This toolkit is designed for early childhood educators to use for their own professional development.
Follow the steps below to assess your current behavior and then create an individualized plan for yourself to work on specific classroom management strategies. Each area includes sample goals and resources to help you. The goal is to look at environments in early childhood and work to build resiliency in young children.
⇧ Watch this introduction to Building Resilient Children ⇧
Use the three steps in this toolkit to improve your classroom management strategies:
- Learn about trauma and racial trauma
- Take a self-assessment of what you currently do in the classroom
- Use the self-assessment and resources in the toolkit to work toward personalized goals to improve your classroom environment & support resilience in children
1. ADVERSE CHILDHOOD EXPERIENCES AND RACIAL TRAUMA
In order to help children develop as resilient beings, we need to understand the basics of childhood trauma and its effects.
Watch these short videos that describe childhood trauma including racial trauma.
Racial Trauma: Racial trauma is one term used to describe the physical and psychological symptoms that people of color often experience after exposure to particularly stressful experiences of racism. Similar to survivors of other types of trauma (e.g., sexual assault survivors), people of color often experience fear and hypervigilance, headaches, insomnia, body aches, memory difficulty, self-blame, confusion, shame, and guilt after experiencing racism.
Equity: How we behave in the profession is influenced by our background and our attitudes and actions based on perceived differences among children, including race, gender, and ability, among many others. Reflect on your own beliefs and attitudes by using some of the following resources.
Adverse Childhood Experiences Resources
- Preventing Violence Across the Lifespan Research Network Video (6 minutes): Adverse Childhood Experiences (ACE’s) Impact on the brain, body and behavior.
- Jacob Ham’s video (5 minutes) reframes a trauma perspective by explaining “learning brain” versus “survival brain” as a way for teachers to talk about trauma with students: “Understanding Trauma: Learning Brain vs Survival Brain”
- Trauma Informed Care and the Behavior Pyramid Model
- National Child Traumatic Stress Network, document: “The 12 Core Concepts – Concepts For Understanding Traumatic Stress Responses in Children and Families” (2012)
- National Child Traumatic Stress Network, article: “Age Level Reactions To A Traumatic Event”
Racial Equity Resources
- View this 3-minute video “The Doll Test: a re-creation of a 1940s American experiment about young children and race”, translated to English from Italy
- “Bias isn’t just a Police Problem, It is a Preschool Problem” in a 2 minute video called Let’s Talk by Cory Turner, September 30, 2016 National Public Radio
- National Association for the Education of Young Children (NAEYC) Position Paper “Advancing Equity in Early Childhood Education”.
- Explore the website of the National Museum of African American History and Culture including this article (Dr. Erin Winkler PACE, 2009 University of Wisconsin/Milwaukee) : “Children Are Not Colorblind: How Young Children Learn Race”
- The organization, Embrace Race, has a number of great resources – webinars, tip sheets and action guides for learning and teaching about race and racism.
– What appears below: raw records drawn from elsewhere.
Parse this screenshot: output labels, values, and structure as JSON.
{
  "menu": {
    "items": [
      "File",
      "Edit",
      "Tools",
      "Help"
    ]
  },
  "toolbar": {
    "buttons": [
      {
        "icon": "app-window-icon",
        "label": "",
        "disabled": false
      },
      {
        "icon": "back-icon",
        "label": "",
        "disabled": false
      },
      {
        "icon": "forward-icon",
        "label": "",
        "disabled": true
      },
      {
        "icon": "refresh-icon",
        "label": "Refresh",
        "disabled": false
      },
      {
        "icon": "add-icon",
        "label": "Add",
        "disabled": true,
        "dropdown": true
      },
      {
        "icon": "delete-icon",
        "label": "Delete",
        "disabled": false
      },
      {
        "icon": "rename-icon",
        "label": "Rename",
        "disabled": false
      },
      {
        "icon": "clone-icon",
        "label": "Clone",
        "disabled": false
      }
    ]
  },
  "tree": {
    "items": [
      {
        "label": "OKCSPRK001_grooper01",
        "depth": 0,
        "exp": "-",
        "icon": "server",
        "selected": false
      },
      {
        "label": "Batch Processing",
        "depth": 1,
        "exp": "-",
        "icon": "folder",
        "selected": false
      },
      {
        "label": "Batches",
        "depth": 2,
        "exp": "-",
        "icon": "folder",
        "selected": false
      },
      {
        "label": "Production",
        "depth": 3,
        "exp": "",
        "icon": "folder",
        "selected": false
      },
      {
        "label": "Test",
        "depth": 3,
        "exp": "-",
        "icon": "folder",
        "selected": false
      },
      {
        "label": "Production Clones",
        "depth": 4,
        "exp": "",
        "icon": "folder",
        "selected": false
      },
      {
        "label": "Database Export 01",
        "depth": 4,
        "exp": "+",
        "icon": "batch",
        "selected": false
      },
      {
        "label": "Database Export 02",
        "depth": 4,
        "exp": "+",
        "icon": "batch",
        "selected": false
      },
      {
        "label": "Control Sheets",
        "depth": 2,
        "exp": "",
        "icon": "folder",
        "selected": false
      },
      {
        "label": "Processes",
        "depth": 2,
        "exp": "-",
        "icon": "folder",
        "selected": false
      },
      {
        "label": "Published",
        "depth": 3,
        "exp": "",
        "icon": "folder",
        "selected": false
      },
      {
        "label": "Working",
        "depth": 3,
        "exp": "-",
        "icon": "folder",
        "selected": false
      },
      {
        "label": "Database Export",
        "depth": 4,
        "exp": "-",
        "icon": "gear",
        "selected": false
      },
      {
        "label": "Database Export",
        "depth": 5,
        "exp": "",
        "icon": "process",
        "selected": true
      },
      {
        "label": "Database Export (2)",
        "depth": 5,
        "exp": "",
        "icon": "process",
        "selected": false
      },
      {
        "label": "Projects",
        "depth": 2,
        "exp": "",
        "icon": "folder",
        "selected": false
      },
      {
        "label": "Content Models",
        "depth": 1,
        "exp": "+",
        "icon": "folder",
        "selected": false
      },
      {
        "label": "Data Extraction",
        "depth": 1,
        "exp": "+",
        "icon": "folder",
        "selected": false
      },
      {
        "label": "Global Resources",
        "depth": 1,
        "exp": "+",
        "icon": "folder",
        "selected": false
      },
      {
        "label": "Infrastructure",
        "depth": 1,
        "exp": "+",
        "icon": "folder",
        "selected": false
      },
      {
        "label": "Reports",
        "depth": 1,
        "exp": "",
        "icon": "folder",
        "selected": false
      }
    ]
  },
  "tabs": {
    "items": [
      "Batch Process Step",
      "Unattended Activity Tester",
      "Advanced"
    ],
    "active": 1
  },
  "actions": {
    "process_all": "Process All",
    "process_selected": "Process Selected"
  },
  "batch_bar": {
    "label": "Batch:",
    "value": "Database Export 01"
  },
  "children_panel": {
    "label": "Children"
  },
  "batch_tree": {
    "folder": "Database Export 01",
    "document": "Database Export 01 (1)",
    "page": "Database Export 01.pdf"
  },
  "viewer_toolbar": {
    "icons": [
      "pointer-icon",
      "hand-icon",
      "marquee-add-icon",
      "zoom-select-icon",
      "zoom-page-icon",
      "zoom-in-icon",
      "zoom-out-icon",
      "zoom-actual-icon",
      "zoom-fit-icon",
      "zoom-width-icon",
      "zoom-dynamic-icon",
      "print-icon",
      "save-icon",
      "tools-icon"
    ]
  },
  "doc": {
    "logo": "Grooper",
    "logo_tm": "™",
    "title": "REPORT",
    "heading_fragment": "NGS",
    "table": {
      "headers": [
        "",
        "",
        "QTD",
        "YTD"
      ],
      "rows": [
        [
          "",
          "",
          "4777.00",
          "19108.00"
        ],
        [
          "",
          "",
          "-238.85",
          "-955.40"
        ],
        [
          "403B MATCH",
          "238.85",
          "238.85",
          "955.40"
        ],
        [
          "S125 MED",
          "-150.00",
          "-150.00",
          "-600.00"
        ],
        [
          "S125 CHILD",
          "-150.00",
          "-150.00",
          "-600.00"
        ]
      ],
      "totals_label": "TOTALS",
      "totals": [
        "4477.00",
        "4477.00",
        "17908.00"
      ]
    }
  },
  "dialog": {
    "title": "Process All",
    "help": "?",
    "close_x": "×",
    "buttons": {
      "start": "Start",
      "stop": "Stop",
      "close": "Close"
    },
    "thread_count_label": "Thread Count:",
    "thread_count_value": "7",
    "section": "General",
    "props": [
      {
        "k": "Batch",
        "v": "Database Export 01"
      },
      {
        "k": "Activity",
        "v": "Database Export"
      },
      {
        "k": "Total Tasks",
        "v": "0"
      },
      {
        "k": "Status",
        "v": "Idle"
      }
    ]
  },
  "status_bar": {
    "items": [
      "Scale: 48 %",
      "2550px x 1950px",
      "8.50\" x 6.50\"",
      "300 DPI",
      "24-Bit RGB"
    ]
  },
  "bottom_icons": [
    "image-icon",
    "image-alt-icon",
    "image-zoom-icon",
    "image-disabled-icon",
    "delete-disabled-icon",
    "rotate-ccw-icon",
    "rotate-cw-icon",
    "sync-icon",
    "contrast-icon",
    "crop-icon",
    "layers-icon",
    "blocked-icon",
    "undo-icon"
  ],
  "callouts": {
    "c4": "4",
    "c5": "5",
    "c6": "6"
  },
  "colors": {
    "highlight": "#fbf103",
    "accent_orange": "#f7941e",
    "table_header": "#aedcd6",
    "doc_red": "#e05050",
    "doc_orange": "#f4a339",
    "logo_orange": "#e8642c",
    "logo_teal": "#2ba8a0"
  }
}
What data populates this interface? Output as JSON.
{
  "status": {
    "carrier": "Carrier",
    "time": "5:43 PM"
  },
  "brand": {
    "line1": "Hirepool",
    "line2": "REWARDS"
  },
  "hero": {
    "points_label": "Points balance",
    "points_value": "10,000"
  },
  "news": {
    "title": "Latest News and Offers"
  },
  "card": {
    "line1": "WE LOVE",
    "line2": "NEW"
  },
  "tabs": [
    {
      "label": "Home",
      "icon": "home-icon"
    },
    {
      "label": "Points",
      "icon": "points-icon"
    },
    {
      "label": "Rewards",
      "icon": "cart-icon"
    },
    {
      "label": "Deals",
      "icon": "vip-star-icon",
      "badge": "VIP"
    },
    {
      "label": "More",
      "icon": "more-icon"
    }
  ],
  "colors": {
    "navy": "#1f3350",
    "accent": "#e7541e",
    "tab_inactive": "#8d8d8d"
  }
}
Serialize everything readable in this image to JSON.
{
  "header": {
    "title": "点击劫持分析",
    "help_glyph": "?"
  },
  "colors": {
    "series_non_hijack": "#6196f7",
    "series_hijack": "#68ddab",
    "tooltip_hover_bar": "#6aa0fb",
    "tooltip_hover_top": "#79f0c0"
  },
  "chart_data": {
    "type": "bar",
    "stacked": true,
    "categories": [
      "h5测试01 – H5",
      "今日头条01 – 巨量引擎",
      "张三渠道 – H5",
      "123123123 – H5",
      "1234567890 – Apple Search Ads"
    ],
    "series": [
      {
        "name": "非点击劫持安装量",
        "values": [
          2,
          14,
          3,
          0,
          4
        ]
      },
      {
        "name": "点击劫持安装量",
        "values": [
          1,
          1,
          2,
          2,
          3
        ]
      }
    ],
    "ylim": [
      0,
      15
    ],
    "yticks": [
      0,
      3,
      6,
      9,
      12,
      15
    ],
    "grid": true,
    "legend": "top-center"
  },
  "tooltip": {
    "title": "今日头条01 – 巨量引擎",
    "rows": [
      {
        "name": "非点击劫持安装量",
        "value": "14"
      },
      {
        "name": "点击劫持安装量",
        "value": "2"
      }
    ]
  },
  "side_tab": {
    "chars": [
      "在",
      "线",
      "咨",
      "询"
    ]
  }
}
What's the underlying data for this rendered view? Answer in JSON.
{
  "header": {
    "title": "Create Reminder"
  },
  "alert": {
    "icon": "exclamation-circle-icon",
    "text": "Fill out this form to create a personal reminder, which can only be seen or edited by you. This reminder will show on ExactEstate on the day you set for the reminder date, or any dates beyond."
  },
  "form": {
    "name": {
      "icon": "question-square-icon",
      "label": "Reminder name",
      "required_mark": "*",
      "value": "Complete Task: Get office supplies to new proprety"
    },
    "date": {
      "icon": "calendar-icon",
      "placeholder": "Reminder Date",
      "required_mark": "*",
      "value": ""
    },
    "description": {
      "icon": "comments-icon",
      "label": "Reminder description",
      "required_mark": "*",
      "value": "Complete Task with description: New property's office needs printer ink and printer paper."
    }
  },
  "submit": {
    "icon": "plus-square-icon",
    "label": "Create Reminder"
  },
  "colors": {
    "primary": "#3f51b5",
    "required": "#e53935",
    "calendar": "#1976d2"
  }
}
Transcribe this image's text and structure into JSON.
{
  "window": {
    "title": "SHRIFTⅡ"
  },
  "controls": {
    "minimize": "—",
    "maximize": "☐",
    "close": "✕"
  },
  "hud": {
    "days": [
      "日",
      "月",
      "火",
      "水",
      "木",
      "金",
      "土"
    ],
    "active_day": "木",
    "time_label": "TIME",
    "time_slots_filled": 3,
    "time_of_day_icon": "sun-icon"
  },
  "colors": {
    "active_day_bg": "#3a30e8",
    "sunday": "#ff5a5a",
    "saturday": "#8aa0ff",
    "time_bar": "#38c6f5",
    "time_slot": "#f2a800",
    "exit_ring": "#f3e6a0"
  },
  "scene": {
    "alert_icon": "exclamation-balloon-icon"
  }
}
These include:
- 3 Tips for Raising Equity (Embrace Race)
- 10 Tips for Teaching and Talking to Kids about Race – An Action Guide in English and Spanish
- Find resources on the Edutopia website including a 3-minute YouTube video with educator Dena Simmons titled “6 Ways to be an Antiracist Educator”
- Build a collective of diverse and inclusive children’s books. You can search over 3000 children’s books at Diverse Book Finder
Paper versions of assessment and goal setting (Improvement Plan) for in-person staff meetings, if preferred:
3. Set goals to improve your classroom environment
Check off the areas that you would like to work on from your self-assessment. Then fill in the goals for those areas below. At the bottom, you can print or save this page to work toward your goals!
Congratulations on working to build resilience in early childhood! After you complete your goals come back to work on other areas.
When you have completed Section 3 and wish to print your results, press this printer button →→→
The Center on Child Wellbeing and Trauma partnered with Family Services of Central Massachusetts (an affiliate of Seven Hills Foundation) to develop this toolkit.